Hopefully, I can get answers for each database server.
For an outline of how indexing works check out: http://stackoverflow.com/questions/1108/how-does-database-indexing-work
The following is SQL92 standard so should be supported by the majority of RDMBS that use SQL:
CREATE INDEX [index name] ON [table name] ( [column name] )
Sql Server 2005 gives you the ability to specify a covering index. This is an index that includes data from other columns at the leaf level, so you don't have to go back to the table to get columns that aren't included in the index keys.
create nonclustered index myidx on mytable (mycol1 asc, mycol2 asc) include (my_col3);
This is invaluable for a query that has mycol3 in the select list, and mycol1 and my_col2 in the where clause.

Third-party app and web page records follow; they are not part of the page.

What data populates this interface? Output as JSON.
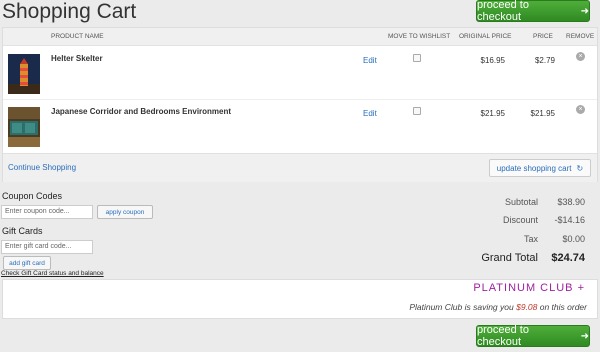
{
  "page": {
    "title": "Shopping Cart"
  },
  "checkout": {
    "label": "proceed to checkout",
    "arrow": "➜"
  },
  "columns": {
    "product_name": "PRODUCT NAME",
    "move_to_wishlist": "MOVE TO WISHLIST",
    "original_price": "ORIGINAL PRICE",
    "price": "PRICE",
    "remove": "REMOVE"
  },
  "items": [
    {
      "name": "Helter Skelter",
      "edit": "Edit",
      "original_price": "$16.95",
      "price": "$2.79",
      "remove_icon": "×"
    },
    {
      "name": "Japanese Corridor and Bedrooms Environment",
      "edit": "Edit",
      "original_price": "$21.95",
      "price": "$21.95",
      "remove_icon": "×"
    }
  ],
  "cart_footer": {
    "continue": "Continue Shopping",
    "update": "update shopping cart",
    "update_icon": "↻"
  },
  "coupon": {
    "heading": "Coupon Codes",
    "placeholder": "Enter coupon code...",
    "button": "apply coupon"
  },
  "gift": {
    "heading": "Gift Cards",
    "placeholder": "Enter gift card code...",
    "button": "add gift card",
    "link": "Check Gift Card status and balance"
  },
  "totals": {
    "subtotal_label": "Subtotal",
    "subtotal": "$38.90",
    "discount_label": "Discount",
    "discount": "-$14.16",
    "tax_label": "Tax",
    "tax": "$0.00",
    "grand_label": "Grand Total",
    "grand": "$24.74"
  },
  "platinum": {
    "logo": "PLATINUM CLUB +",
    "save_prefix": "Platinum Club is saving you ",
    "save_amount": "$9.08",
    "save_suffix": " on this order"
  },
  "colors": {
    "checkout_green": "#3a9a2c",
    "link_blue": "#2a6ebb",
    "platinum_purple": "#a020a0",
    "savings_red": "#c0392b"
  }
}
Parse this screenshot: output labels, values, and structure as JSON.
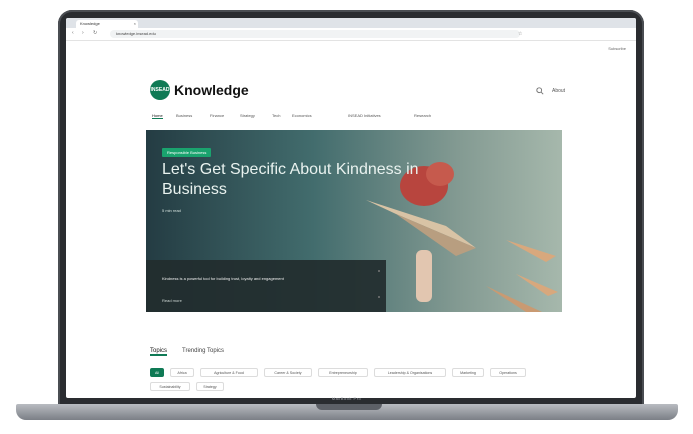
{
  "device": {
    "label": "MacBook Pro"
  },
  "browser": {
    "tab_title": "Knowledge",
    "tab_close": "×",
    "url": "knowledge.insead.edu",
    "nav": {
      "back": "‹",
      "forward": "›",
      "reload": "↻"
    }
  },
  "header": {
    "utility_link": "Subscribe",
    "logo_mark": "INSEAD",
    "logo_text": "Knowledge",
    "search_icon": "search-icon",
    "sub_link": "About"
  },
  "nav": {
    "items": [
      {
        "label": "Home",
        "active": true
      },
      {
        "label": "Business",
        "active": false
      },
      {
        "label": "Finance",
        "active": false
      },
      {
        "label": "Strategy",
        "active": false
      },
      {
        "label": "Tech",
        "active": false
      },
      {
        "label": "Economics",
        "active": false
      },
      {
        "label": "INSEAD Initiatives",
        "active": false
      },
      {
        "label": "Research",
        "active": false
      }
    ]
  },
  "hero": {
    "badge": "Responsible Business",
    "title": "Let's Get Specific About Kindness in Business",
    "meta": "5 min read",
    "card_text": "Kindness is a powerful tool for building trust, loyalty and engagement",
    "card_read": "Read more",
    "colors": {
      "accent": "#1aa36e",
      "dark": "#243c43"
    }
  },
  "topics": {
    "tabs": [
      {
        "label": "Topics",
        "active": true
      },
      {
        "label": "Trending Topics",
        "active": false
      }
    ],
    "chips": [
      {
        "label": "All",
        "selected": true
      },
      {
        "label": "Africa",
        "selected": false
      },
      {
        "label": "Agriculture & Food",
        "selected": false
      },
      {
        "label": "Career & Society",
        "selected": false
      },
      {
        "label": "Entrepreneurship",
        "selected": false
      },
      {
        "label": "Leadership & Organisations",
        "selected": false
      },
      {
        "label": "Marketing",
        "selected": false
      },
      {
        "label": "Operations",
        "selected": false
      },
      {
        "label": "Sustainability",
        "selected": false
      },
      {
        "label": "Strategy",
        "selected": false
      }
    ]
  },
  "brand": {
    "green": "#0f7a55"
  }
}
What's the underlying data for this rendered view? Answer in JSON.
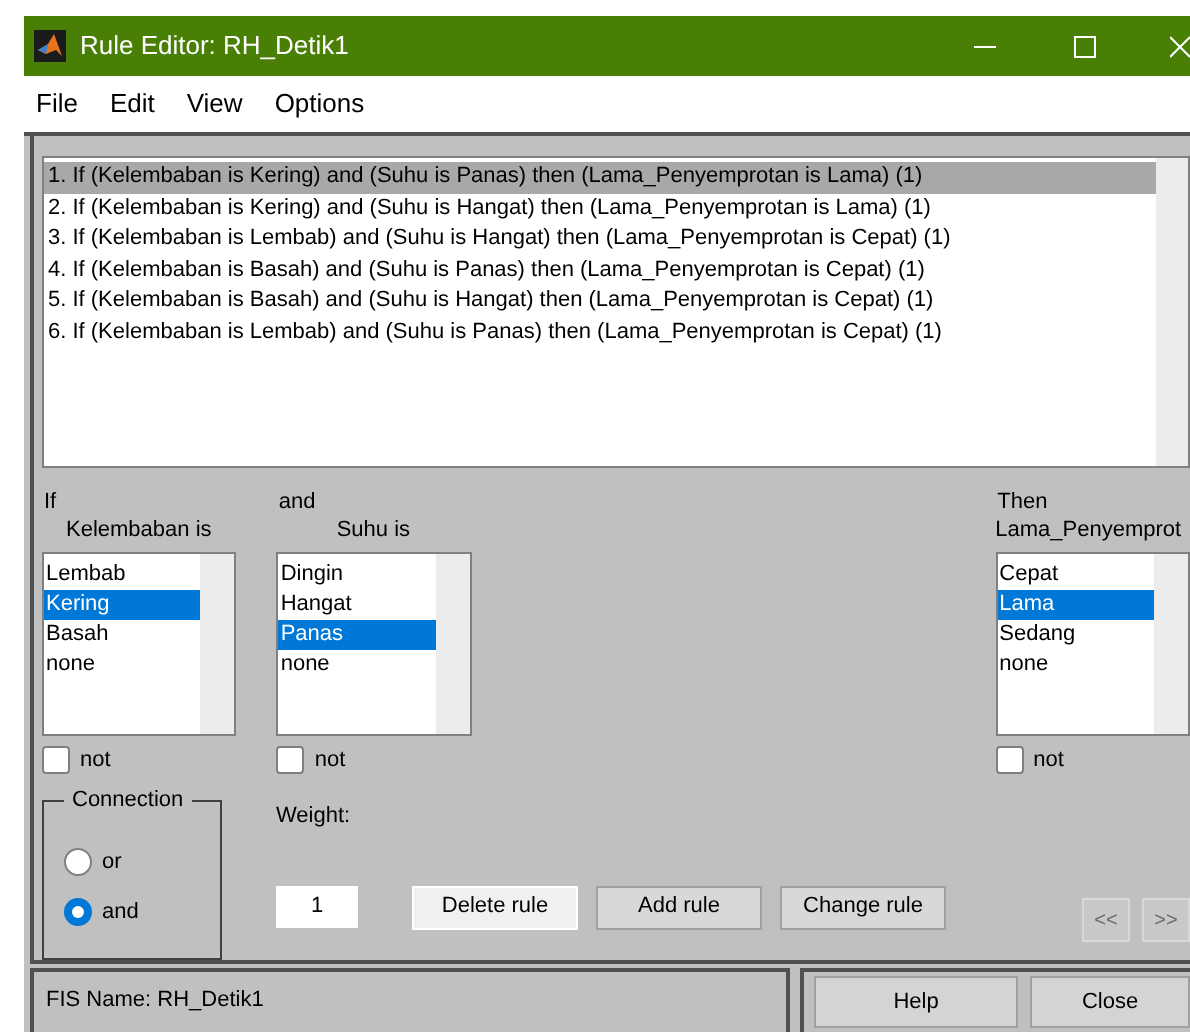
{
  "window": {
    "title": "Rule Editor: RH_Detik1"
  },
  "menu": [
    "File",
    "Edit",
    "View",
    "Options"
  ],
  "rules": [
    {
      "text": "1. If (Kelembaban is Kering) and (Suhu is Panas) then (Lama_Penyemprotan is Lama) (1)",
      "selected": true
    },
    {
      "text": "2. If (Kelembaban is Kering) and (Suhu is Hangat) then (Lama_Penyemprotan is Lama) (1)",
      "selected": false
    },
    {
      "text": "3. If (Kelembaban is Lembab) and (Suhu is Hangat) then (Lama_Penyemprotan is Cepat) (1)",
      "selected": false
    },
    {
      "text": "4. If (Kelembaban is Basah) and (Suhu is Panas) then (Lama_Penyemprotan is Cepat) (1)",
      "selected": false
    },
    {
      "text": "5. If (Kelembaban is Basah) and (Suhu is Hangat) then (Lama_Penyemprotan is Cepat) (1)",
      "selected": false
    },
    {
      "text": "6. If (Kelembaban is Lembab) and (Suhu is Panas) then (Lama_Penyemprotan is Cepat) (1)",
      "selected": false
    }
  ],
  "columns": [
    {
      "label": "If",
      "variable": "Kelembaban is",
      "options": [
        {
          "label": "Lembab",
          "selected": false
        },
        {
          "label": "Kering",
          "selected": true
        },
        {
          "label": "Basah",
          "selected": false
        },
        {
          "label": "none",
          "selected": false
        }
      ],
      "not_label": "not",
      "not_checked": false
    },
    {
      "label": "and",
      "variable": "Suhu is",
      "options": [
        {
          "label": "Dingin",
          "selected": false
        },
        {
          "label": "Hangat",
          "selected": false
        },
        {
          "label": "Panas",
          "selected": true
        },
        {
          "label": "none",
          "selected": false
        }
      ],
      "not_label": "not",
      "not_checked": false
    },
    {
      "label": "Then",
      "variable": "Lama_Penyemprot",
      "options": [
        {
          "label": "Cepat",
          "selected": false
        },
        {
          "label": "Lama",
          "selected": true
        },
        {
          "label": "Sedang",
          "selected": false
        },
        {
          "label": "none",
          "selected": false
        }
      ],
      "not_label": "not",
      "not_checked": false
    }
  ],
  "connection": {
    "title": "Connection",
    "options": [
      {
        "label": "or",
        "selected": false
      },
      {
        "label": "and",
        "selected": true
      }
    ]
  },
  "weight": {
    "label": "Weight:",
    "value": "1"
  },
  "rule_buttons": [
    {
      "label": "Delete rule",
      "focused": true
    },
    {
      "label": "Add rule",
      "focused": false
    },
    {
      "label": "Change rule",
      "focused": false
    }
  ],
  "nav_buttons": [
    {
      "label": "<<",
      "disabled": true
    },
    {
      "label": ">>",
      "disabled": true
    }
  ],
  "status": "FIS Name: RH_Detik1",
  "footer_buttons": [
    "Help",
    "Close"
  ]
}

For python pytables, indexes don't have names and they are bound to single columns:
In SQL Server, you can do the following: (MSDN Link to full list of options.)
CREATE [ UNIQUE ] [ CLUSTERED | NONCLUSTERED ] INDEX index_name ON <object> ( column [ ASC | DESC ] [ ,...n ] ) [ INCLUDE ( column_name [ ,...n ] ) ] [ WHERE <filter_predicate> ]
(ignoring some more advanced options...)
The name of each Index must be unique database wide.
All indexes can have multiple columns, and each column can be ordered in whatever order you want.
Clustered indexes are unique - one per table. They can't have
Nonclustered indexes are not unique, and can have up to 999 per table. They can have included columns, and where clauses.
To create indexes following stuff can be used:
Creates an index on a table. Duplicate values are allowed:
CREATE INDEX index_name ON table_name (column_name)
Creates a unique index on a table. Duplicate values are not allowed:
CREATE UNIQUE INDEX index_name ON table_name (column_name)
CREATE CLUSTERED INDEX CL_ID ON SALES(ID);
CREATE NONCLUSTERED INDEX NONCI_PC ON SALES(ProductCode);
refer http://www.codeproject.com/Articles/190263/Indexes-in-MS-SQL-Server for details.